# Source information
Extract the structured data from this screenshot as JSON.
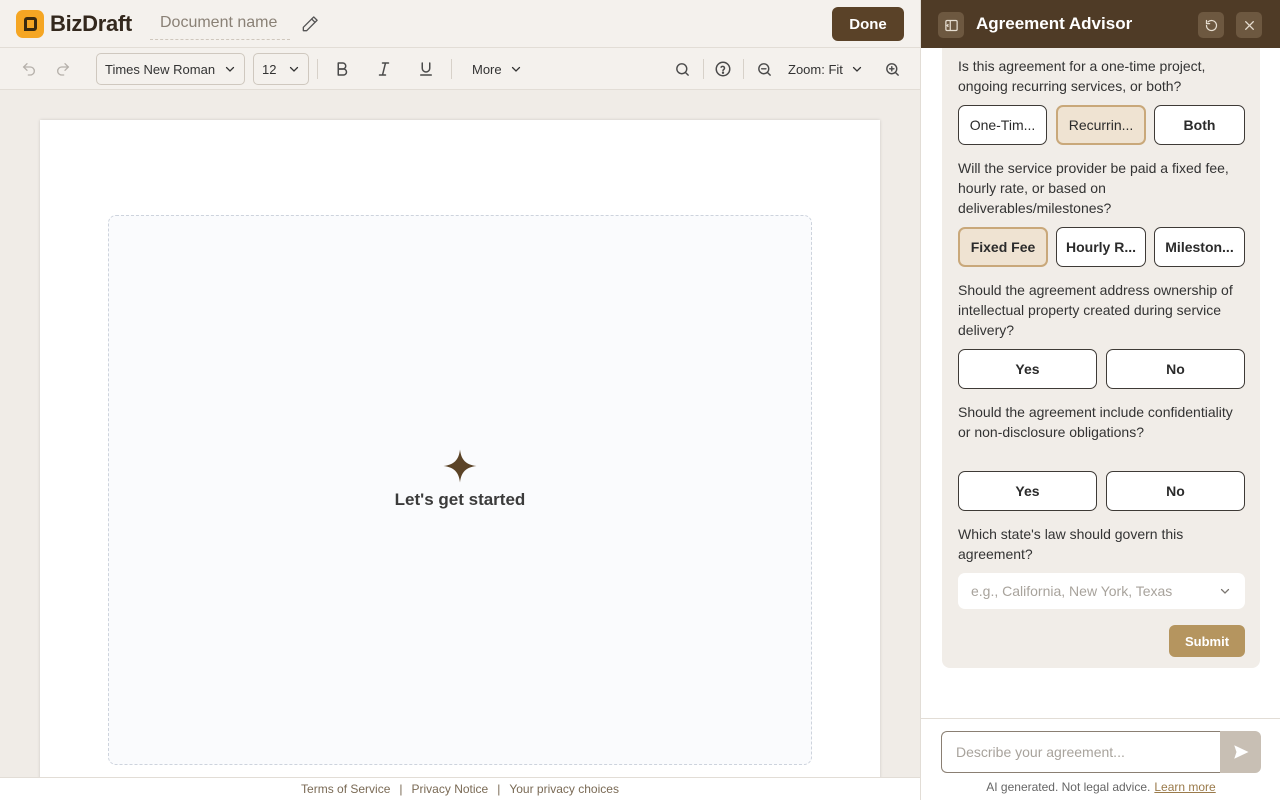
{
  "app": {
    "brand": "BizDraft",
    "document_name_placeholder": "Document name",
    "done_label": "Done"
  },
  "toolbar": {
    "font_family": "Times New Roman",
    "font_size": "12",
    "more_label": "More",
    "zoom_label": "Zoom: Fit"
  },
  "canvas": {
    "start_text": "Let's get started"
  },
  "footer": {
    "links": [
      "Terms of Service",
      "Privacy Notice",
      "Your privacy choices"
    ]
  },
  "advisor": {
    "title": "Agreement Advisor",
    "questions": [
      {
        "text": "Is this agreement for a one-time project, ongoing recurring services, or both?",
        "options": [
          "One-Tim...",
          "Recurrin...",
          "Both"
        ],
        "selected": 1
      },
      {
        "text": "Will the service provider be paid a fixed fee, hourly rate, or based on deliverables/milestones?",
        "options": [
          "Fixed Fee",
          "Hourly R...",
          "Mileston..."
        ],
        "selected": 0
      },
      {
        "text": "Should the agreement address ownership of intellectual property created during service delivery?",
        "options": [
          "Yes",
          "No"
        ],
        "selected": null
      },
      {
        "text": "Should the agreement include confidentiality or non-disclosure obligations?",
        "options": [
          "Yes",
          "No"
        ],
        "selected": null
      },
      {
        "text": "Which state's law should govern this agreement?",
        "placeholder": "e.g., California, New York, Texas"
      }
    ],
    "submit_label": "Submit",
    "chat_placeholder": "Describe your agreement...",
    "disclaimer": "AI generated. Not legal advice.",
    "learn_more": "Learn more"
  },
  "colors": {
    "brand_accent": "#f5a623",
    "header_dark": "#4f3b26",
    "done_button": "#5a4228",
    "selected_option_bg": "#efe3d2",
    "submit_button": "#b5955f"
  }
}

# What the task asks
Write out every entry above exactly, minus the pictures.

# Answer for this exercise
Extract the structured data from this screenshot as JSON.
{
  "app": {
    "brand": "BizDraft",
    "document_name_placeholder": "Document name",
    "done_label": "Done"
  },
  "toolbar": {
    "font_family": "Times New Roman",
    "font_size": "12",
    "more_label": "More",
    "zoom_label": "Zoom: Fit"
  },
  "canvas": {
    "start_text": "Let's get started"
  },
  "footer": {
    "links": [
      "Terms of Service",
      "Privacy Notice",
      "Your privacy choices"
    ]
  },
  "advisor": {
    "title": "Agreement Advisor",
    "questions": [
      {
        "text": "Is this agreement for a one-time project, ongoing recurring services, or both?",
        "options": [
          "One-Tim...",
          "Recurrin...",
          "Both"
        ],
        "selected": 1
      },
      {
        "text": "Will the service provider be paid a fixed fee, hourly rate, or based on deliverables/milestones?",
        "options": [
          "Fixed Fee",
          "Hourly R...",
          "Mileston..."
        ],
        "selected": 0
      },
      {
        "text": "Should the agreement address ownership of intellectual property created during service delivery?",
        "options": [
          "Yes",
          "No"
        ],
        "selected": null
      },
      {
        "text": "Should the agreement include confidentiality or non-disclosure obligations?",
        "options": [
          "Yes",
          "No"
        ],
        "selected": null
      },
      {
        "text": "Which state's law should govern this agreement?",
        "placeholder": "e.g., California, New York, Texas"
      }
    ],
    "submit_label": "Submit",
    "chat_placeholder": "Describe your agreement...",
    "disclaimer": "AI generated. Not legal advice.",
    "learn_more": "Learn more"
  },
  "colors": {
    "brand_accent": "#f5a623",
    "header_dark": "#4f3b26",
    "done_button": "#5a4228",
    "selected_option_bg": "#efe3d2",
    "submit_button": "#b5955f"
  }
}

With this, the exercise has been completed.